PERFECT STRANGERS, by Stan Rogal, directed by Sanjay Talwar, with John Watson, Eloisa Weber, Rosalie McDougall and David Frisch. Presented by Bulletproof Theatre at Artword Theatre. July 14 and 16 at 3 pm, July 15 at 7:30 pm. Rating: NN
A look at the degree to which people sell themselves in life and relationships, Perfect Strangers offers some thoughts on stripping, art, abusive relationships and nude modelling. But while there's an occasional note of multilevel ambiguity in the writing and some cleverness in paralleling lines and situations, this adapted short story by Stan Rogal is not an effective stage piece.
The parts are generally two-dimensional, and it's only Eloisa Weber as an enigmatic woman fleeing a nasty lover who suggests a complex blend of sensuality, insecurity, and tenderness. And I wish the nudity didn't feel so gratuitous. JK
*BECOMING SARAH, written and performed by Martina Gail. Presented by Jewpiter Productions at George Ignatieff Theatre. July 13 at 3:30 pm and July 16 at 8 pm. Rating: NNNN
It can go either way with comedians. Some can make a smooth transition from standing alone behind a mike and telling jokes to endeavours more theatrical. Others can't act their way out of a paper bag.
Toronto stand-up and part-time exotic dancer Martina Gail is one of the former, and she proves it in style as she bares her soul -- and her intellect -- in Becoming Sarah, her hot and heavy one-woman show about life working in the strip bars.
Gail puts her considerable comedy-club talents -- including an array of dead-on dialects and a sharp sense of timing -- to excellent use, and reveals an upbeat flair for writing, a compelling singing voice, and facility on guitar, to boot, in this raucous, self-revelatory and often brutally honest effort.
JEREMY'S GERMS, created by the company, directed by Kate Keenan, with Lesley Halferty, Keith Barker, Keenan, Lara Koretsky and Eric Grimstead.
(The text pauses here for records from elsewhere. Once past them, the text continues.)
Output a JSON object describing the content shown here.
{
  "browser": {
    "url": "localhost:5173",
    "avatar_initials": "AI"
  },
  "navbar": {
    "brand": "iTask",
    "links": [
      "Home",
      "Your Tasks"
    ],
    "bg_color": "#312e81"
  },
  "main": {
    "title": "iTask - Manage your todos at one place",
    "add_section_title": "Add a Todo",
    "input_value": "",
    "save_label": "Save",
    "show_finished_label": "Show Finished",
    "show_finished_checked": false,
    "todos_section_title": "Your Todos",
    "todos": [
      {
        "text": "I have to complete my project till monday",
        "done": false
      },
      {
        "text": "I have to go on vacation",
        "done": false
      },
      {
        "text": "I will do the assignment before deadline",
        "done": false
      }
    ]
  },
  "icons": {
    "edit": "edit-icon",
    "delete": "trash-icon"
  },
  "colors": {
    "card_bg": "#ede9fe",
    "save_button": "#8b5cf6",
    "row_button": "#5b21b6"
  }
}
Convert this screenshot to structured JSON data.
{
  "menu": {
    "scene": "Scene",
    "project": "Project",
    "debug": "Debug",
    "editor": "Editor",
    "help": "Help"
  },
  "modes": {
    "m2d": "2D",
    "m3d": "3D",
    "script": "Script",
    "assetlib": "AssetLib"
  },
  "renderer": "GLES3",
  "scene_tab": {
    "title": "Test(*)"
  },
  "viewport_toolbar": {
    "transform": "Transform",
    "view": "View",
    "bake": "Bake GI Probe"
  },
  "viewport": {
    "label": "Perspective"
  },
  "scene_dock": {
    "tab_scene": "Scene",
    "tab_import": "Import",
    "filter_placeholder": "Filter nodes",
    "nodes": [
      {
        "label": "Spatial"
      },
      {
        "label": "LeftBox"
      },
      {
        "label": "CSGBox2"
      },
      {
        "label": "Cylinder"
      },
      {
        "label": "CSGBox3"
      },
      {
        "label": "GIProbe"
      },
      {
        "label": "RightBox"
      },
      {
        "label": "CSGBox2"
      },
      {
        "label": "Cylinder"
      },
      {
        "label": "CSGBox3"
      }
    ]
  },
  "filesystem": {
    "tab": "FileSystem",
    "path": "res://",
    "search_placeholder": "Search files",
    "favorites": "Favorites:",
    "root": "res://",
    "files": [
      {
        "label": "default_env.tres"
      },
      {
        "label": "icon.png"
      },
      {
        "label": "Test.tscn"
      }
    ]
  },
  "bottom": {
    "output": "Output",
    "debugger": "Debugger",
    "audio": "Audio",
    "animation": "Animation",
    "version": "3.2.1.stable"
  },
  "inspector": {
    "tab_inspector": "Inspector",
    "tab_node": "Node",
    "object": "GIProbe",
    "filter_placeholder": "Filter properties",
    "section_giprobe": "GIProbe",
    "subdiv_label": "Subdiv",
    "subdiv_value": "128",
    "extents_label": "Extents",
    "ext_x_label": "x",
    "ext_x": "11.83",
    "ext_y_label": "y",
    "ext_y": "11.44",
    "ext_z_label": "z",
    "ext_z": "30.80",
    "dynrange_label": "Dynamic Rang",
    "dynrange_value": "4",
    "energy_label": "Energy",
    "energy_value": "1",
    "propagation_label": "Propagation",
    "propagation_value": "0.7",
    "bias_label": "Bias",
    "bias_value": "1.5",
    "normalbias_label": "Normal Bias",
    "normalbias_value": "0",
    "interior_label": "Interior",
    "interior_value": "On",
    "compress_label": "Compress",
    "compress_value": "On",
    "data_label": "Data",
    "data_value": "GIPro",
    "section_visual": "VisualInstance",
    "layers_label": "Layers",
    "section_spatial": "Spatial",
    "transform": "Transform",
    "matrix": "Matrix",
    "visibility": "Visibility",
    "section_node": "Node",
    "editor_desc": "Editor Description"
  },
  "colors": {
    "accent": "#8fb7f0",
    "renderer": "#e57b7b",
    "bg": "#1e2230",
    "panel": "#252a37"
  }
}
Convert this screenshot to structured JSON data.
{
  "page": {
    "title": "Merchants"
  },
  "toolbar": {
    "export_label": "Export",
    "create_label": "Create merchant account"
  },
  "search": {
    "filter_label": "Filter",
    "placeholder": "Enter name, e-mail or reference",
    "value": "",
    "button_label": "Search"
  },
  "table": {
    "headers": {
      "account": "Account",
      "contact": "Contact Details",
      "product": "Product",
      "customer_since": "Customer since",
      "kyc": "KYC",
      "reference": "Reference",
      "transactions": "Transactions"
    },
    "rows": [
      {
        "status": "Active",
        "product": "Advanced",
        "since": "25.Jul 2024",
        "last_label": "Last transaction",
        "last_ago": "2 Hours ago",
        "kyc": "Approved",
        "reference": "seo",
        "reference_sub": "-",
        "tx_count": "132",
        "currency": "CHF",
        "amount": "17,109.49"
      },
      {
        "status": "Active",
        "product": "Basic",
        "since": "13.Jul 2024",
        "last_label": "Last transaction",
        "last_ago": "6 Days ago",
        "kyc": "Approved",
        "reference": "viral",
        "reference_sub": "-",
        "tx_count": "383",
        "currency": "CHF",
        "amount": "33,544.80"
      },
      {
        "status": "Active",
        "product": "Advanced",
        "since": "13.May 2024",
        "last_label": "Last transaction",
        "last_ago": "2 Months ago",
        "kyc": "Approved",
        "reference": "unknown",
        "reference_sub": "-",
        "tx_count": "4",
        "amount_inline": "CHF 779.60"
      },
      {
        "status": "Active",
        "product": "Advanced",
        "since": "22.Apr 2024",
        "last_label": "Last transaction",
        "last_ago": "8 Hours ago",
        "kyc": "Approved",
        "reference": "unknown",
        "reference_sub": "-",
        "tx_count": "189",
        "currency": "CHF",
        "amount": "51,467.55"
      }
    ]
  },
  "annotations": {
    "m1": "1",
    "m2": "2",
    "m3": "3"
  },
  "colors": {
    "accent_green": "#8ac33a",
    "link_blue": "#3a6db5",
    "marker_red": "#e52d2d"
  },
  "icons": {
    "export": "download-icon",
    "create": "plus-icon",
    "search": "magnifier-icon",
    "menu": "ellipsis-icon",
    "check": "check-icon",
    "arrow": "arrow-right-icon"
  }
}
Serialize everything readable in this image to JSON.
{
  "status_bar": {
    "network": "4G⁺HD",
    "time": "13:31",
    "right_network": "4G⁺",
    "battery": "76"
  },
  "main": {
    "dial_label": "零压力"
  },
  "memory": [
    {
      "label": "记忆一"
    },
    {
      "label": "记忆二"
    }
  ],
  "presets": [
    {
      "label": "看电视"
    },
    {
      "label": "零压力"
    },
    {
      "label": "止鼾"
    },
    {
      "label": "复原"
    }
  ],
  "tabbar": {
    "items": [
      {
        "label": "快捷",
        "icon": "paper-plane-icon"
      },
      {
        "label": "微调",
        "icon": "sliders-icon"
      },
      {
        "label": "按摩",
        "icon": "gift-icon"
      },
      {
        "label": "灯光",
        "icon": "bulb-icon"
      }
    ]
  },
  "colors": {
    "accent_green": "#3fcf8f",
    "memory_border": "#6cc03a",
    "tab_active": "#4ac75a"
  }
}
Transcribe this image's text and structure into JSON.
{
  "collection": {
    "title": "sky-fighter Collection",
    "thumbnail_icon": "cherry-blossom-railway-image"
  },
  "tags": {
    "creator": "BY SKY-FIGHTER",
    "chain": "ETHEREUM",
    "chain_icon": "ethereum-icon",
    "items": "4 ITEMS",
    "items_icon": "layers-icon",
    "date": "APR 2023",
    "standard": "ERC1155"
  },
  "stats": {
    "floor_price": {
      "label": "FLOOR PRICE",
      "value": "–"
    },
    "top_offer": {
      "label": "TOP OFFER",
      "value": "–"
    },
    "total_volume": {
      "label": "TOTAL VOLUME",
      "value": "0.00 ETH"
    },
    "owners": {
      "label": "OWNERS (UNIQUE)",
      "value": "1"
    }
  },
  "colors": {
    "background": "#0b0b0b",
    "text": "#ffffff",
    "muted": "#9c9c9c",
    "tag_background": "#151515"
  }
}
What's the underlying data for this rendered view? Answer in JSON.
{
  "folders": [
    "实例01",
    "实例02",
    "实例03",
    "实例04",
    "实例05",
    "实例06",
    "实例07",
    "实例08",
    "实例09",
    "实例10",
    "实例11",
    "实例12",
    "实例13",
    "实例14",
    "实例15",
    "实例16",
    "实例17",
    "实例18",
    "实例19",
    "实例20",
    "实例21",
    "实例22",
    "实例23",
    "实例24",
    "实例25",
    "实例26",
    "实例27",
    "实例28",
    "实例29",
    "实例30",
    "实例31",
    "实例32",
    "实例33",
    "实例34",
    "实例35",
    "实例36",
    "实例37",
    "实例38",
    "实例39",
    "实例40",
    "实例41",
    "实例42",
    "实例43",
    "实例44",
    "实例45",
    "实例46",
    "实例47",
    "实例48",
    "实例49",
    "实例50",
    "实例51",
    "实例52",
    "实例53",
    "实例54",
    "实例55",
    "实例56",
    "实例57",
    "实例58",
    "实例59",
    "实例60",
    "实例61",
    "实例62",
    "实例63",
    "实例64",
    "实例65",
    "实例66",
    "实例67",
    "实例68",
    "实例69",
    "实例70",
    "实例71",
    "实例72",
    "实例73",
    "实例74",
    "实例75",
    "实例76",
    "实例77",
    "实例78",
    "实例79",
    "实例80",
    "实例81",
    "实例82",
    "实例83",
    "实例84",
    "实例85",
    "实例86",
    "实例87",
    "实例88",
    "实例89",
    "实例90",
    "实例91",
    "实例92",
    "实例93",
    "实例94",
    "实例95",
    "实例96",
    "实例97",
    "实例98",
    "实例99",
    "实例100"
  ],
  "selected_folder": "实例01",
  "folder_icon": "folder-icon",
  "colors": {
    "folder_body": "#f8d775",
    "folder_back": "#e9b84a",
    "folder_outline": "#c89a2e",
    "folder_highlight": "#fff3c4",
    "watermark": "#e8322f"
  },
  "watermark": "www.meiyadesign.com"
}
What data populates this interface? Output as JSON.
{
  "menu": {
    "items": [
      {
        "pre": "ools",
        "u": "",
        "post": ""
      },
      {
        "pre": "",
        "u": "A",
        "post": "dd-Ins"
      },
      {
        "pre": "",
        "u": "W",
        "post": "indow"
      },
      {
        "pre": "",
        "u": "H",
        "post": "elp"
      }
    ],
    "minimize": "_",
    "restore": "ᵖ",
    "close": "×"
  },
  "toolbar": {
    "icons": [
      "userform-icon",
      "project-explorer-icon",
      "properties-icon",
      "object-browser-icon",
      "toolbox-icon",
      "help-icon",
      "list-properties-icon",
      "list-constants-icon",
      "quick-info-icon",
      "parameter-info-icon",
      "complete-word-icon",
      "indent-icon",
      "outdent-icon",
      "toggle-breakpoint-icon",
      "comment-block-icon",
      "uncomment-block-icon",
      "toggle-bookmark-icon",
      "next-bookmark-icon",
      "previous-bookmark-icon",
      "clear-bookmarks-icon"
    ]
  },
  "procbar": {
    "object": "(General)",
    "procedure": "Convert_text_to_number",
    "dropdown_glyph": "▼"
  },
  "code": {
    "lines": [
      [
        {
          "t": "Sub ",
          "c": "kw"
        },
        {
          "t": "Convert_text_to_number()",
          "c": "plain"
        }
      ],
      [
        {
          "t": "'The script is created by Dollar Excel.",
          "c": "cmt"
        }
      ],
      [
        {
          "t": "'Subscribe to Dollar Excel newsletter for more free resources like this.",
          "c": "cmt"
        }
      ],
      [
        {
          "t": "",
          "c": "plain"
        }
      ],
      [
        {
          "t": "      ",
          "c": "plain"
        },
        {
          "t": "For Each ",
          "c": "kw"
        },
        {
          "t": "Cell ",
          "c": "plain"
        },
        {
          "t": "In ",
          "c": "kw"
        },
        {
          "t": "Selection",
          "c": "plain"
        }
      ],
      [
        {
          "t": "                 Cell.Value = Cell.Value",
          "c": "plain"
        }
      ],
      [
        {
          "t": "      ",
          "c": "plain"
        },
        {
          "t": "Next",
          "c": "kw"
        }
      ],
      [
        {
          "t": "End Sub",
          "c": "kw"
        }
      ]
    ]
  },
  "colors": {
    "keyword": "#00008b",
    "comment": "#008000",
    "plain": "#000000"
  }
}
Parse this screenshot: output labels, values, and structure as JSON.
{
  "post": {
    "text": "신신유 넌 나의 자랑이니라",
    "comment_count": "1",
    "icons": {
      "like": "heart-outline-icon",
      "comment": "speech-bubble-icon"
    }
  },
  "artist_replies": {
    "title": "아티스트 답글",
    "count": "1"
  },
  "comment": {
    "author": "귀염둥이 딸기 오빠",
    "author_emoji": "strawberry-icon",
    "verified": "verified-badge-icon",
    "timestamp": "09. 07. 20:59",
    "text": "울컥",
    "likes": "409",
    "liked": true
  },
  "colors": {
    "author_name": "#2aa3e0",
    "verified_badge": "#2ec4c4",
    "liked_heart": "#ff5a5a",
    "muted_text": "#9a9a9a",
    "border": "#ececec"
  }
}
Presented by Shrimp Magnet Theatre at the Palmerston Library Theatre. July 13 at 8:15 pm, July 14 at 7 pm, July 15 at 4:15 pm, July 16 at 1:30 pm. Rating: NNN
Body parts take on a whole new meaning when you've been inside them. In the kids' show Jeremy's Germs, we travel into Jeremy's body to fight his flu germs, and get a dose of adult comedy as well.
It's a broad, audience-participation style of performing, with the doctor (Keith Barker) becoming General Anesthetic, leading a counter-attack with the help of Jeremy (Lesley Halferty). Best of all -- in addition to viewers throwing Vitamin C pills at the nasty, icky germs -- is director Kate Keenan as a variety of organs, including a telephone-operator brain and an insecure stomach with an image problem. JK
*ICARA, written and directed by Ned Dickens, with Bruce Beaton and Risa Dickens. Presented by Ananke Theatre on the north lawn of Central Tech (725 Bathurst). July 13-15 at 6 pm, July 16 at 6:30 pm. Rating: NNNN
Ned Dickens's smooth, poetry-tinged rewriting of the Icarus legend becomes both a birthday present for his daughter Risa Dickens -- who brings innocence and luminosity to the title role -- and a rite-of-passage drama about the maturing of a young woman. The outdoor show uses simple staging to introduce the close bond between the inventor Daedalus -- a moving Bruce Beaton -- and his youthfully impetuous child Icara before moving on to the necessary next step, the offspring leaving the nest.
There's much to admire in the script and the production, not least the sexual note struck by Icara's departure, when both she and her father know that in growing up she is destined for the home -- and arms -- of another. JK
STILL WAITING FOR THAT SPECIAL BUS, written and performed by Alan Shain, directed by Dawn Hanna. Presented by Smashing Stereotypes Productions at Artword Theatre. July 13 at 1:30 pm, July 14 at 4:30 pm, July 15 at 10:30 pm. Rating: NNN
The last thing that Alan Shain wants is pity, from either the audience or another character. In Still Waiting For That Special Bus, the disabled -- his word -- performer plays out a tale that must have autobiographical echoes. A man dependent on a walker meets a woman at a party, makes a date with her and then waits impatiently for the necessary Wheel-Trans to meet her at a bar.